The young founder of what is thought to be Medway’s only online disability network. says he is delighted at the success of the group’s first off-line event, which took place recently at St. Justus Church in Rochester.
Twenty-four-year old Joseph Wastell, who himself has a disability. Set up the Disability Medway Network on Facebook only a year ago. The aim is to encourage people with disabilities in the region to take a more active part in society, by providing a central place for them to find the support they need. He initiated the group following his own experience of finding it difficult to access information.

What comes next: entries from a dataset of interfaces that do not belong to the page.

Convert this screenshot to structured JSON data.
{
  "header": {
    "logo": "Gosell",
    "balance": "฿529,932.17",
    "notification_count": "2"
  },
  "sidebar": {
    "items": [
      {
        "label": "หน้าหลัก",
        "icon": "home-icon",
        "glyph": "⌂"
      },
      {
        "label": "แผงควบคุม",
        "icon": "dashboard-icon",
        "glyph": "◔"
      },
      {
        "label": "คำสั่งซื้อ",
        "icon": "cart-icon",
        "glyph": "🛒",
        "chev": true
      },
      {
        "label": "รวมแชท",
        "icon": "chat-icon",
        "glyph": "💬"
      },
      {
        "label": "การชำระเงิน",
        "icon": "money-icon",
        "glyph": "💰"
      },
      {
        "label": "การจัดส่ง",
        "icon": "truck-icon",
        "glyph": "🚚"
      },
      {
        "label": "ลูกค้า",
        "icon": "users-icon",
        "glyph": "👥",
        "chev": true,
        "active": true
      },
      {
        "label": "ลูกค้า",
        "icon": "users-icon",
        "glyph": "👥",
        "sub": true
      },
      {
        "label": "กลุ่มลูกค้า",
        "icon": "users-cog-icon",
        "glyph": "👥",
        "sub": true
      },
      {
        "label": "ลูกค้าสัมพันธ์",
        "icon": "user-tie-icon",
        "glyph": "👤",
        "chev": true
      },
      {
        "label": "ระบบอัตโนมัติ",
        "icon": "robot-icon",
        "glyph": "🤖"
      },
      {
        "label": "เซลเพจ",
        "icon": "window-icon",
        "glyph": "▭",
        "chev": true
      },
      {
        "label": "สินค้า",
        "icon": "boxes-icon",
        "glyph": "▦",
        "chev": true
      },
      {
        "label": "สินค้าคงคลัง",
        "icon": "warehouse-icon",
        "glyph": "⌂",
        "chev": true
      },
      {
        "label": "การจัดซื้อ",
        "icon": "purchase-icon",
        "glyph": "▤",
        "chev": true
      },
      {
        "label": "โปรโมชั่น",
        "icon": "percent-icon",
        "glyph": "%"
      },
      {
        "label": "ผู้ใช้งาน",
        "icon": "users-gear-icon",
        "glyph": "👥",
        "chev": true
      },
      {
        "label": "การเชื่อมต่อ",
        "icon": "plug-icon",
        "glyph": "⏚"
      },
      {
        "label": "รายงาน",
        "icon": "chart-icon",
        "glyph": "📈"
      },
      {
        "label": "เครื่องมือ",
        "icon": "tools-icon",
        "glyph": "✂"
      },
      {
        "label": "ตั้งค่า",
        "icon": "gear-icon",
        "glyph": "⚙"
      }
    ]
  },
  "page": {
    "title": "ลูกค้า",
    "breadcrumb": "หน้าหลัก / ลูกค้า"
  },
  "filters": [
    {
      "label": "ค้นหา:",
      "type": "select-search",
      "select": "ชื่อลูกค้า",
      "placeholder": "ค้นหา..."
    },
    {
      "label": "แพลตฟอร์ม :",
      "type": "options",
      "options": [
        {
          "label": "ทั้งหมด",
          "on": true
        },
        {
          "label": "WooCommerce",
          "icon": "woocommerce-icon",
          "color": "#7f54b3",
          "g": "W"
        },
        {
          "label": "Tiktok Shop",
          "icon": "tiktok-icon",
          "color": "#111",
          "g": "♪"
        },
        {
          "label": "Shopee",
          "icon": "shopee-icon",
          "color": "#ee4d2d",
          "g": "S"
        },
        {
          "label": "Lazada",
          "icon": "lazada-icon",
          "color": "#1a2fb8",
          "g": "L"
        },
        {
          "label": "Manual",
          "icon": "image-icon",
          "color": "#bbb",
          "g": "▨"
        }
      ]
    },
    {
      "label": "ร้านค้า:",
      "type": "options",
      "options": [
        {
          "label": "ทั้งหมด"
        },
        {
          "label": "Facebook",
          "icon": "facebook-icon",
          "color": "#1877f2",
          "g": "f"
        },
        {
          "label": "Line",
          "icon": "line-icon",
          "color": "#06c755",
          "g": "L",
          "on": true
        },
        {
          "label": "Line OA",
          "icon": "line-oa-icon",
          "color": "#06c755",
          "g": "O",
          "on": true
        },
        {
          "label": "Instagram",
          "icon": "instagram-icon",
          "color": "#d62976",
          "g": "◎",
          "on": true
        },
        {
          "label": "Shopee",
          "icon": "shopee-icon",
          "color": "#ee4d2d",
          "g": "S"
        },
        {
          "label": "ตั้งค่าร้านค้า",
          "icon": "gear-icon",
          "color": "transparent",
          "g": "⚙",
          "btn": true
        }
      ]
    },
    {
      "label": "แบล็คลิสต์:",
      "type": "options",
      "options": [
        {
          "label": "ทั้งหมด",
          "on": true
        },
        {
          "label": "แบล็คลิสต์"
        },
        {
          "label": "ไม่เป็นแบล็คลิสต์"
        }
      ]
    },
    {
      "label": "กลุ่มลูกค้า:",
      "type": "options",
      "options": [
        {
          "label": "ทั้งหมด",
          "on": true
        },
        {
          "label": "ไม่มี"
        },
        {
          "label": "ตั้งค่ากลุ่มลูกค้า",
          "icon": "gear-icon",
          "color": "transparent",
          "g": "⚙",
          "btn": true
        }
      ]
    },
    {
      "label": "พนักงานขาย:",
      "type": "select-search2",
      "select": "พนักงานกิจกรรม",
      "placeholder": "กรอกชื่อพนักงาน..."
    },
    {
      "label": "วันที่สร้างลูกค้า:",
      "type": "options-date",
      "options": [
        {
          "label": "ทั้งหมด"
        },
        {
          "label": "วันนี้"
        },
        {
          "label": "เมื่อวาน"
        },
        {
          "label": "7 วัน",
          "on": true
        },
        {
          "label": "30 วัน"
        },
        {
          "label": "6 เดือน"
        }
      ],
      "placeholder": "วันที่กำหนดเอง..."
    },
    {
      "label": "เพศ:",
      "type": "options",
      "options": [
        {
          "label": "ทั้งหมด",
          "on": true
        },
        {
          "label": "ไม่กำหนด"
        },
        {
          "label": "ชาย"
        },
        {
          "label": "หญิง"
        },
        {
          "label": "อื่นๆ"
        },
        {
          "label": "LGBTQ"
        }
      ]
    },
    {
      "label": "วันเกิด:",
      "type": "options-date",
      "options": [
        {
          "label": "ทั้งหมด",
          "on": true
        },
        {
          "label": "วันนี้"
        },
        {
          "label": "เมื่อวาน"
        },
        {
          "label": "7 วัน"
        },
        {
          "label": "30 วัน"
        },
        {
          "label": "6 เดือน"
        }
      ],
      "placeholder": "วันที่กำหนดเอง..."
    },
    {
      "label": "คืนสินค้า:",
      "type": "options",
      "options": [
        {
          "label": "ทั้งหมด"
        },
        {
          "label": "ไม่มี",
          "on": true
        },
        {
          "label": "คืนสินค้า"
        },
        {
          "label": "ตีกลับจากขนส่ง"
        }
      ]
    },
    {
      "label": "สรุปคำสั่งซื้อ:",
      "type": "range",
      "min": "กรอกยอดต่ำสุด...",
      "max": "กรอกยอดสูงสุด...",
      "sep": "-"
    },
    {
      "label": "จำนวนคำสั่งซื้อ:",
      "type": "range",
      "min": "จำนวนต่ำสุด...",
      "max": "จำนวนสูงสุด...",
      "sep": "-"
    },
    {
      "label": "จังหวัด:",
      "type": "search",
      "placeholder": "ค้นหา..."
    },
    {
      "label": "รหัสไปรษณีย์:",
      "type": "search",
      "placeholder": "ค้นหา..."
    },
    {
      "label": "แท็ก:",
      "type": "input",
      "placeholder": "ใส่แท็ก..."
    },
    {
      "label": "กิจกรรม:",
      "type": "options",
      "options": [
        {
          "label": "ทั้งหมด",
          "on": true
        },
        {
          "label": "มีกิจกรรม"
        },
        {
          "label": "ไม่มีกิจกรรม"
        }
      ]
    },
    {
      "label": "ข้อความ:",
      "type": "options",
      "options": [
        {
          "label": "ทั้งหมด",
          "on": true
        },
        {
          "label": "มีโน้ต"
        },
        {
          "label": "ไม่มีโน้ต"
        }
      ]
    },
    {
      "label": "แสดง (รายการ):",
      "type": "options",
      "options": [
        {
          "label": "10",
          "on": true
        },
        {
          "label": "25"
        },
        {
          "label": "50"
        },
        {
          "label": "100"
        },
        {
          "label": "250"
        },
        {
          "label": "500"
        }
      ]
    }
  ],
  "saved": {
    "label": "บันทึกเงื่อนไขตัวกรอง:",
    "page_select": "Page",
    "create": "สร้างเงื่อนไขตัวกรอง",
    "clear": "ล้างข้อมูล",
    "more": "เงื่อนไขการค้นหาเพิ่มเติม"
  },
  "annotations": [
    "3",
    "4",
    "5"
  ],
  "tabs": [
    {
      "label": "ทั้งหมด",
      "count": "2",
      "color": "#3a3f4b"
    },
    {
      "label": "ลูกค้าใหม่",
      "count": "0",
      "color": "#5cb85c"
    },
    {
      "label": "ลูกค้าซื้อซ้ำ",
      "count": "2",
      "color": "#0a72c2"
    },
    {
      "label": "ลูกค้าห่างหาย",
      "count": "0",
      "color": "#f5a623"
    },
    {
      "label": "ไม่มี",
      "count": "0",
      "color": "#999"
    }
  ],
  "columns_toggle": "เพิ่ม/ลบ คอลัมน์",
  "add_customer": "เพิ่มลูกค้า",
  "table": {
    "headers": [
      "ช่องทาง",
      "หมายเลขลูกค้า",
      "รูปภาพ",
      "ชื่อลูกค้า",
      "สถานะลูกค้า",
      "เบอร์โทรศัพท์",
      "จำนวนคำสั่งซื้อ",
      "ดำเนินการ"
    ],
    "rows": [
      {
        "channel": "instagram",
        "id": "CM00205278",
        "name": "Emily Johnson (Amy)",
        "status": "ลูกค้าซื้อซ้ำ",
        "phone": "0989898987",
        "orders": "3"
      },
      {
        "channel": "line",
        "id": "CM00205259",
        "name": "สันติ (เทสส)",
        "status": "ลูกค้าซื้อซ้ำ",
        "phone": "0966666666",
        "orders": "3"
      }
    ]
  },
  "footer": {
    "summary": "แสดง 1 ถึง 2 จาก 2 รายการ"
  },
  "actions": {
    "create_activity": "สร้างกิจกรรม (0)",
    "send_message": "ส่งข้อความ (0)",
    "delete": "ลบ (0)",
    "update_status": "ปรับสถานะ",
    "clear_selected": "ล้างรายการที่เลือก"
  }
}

thirteen groups and charities took part in the event, which was hosted at St. Justus Church – of which Joseph is a member. The aim was to allow people and carers of those with disabilities the opportunity to meet groups and charities from across Medway in person; it also allowed organisations to network with each other too, with some meeting for the first time.
Joseph, who is committed to getting the voice of disabled people heard, said that everyone should have the chance to lead a fulfilling life:
“I believe that the way to improving people’s life chances is to build up their confidence. Many disabled people are missing out, simply because it can be so hard to find out what groups are out there to support them.”
He added: “By bringing information about all the different disability needs groups together in one online place, and by running events like this fayre, I hope that disabled people will find it easier to access the help they need, and that this in turn will allow them to take a more active part in society.”
The event was funded by Involving Medway, an initiative run by Medway Clinical Commissioning Group, designed to encourage people to get involved with and help make decisions about health provision in the area. It aims to help residents lead healthier, happier lives through improved participation in community groups and activities. Rosie Anderson, Project Manager for Involving Medway, said that she had initially been unware that a group like this didn’t already exist:
“I was very surprised. An event like this is therefore so vital, as it brings together the community in Medway who have identified that they have a disability and would like to share information and support each other. This can only be beneficial to improving their health and life outcomes.”
Reverend Helen Burn, vicar of St. Justus Church said:
“As a church family we would always seek to be a welcoming and supportive place for people with disabilities, but just as with wider society, we know there is always more we can do. I am therefore really grateful that we have Joseph to help us learn and challenge us on what we do.
“I’m thrilled to see such a wonderful turn out and can only congratulate him on his commitment to making it happen.”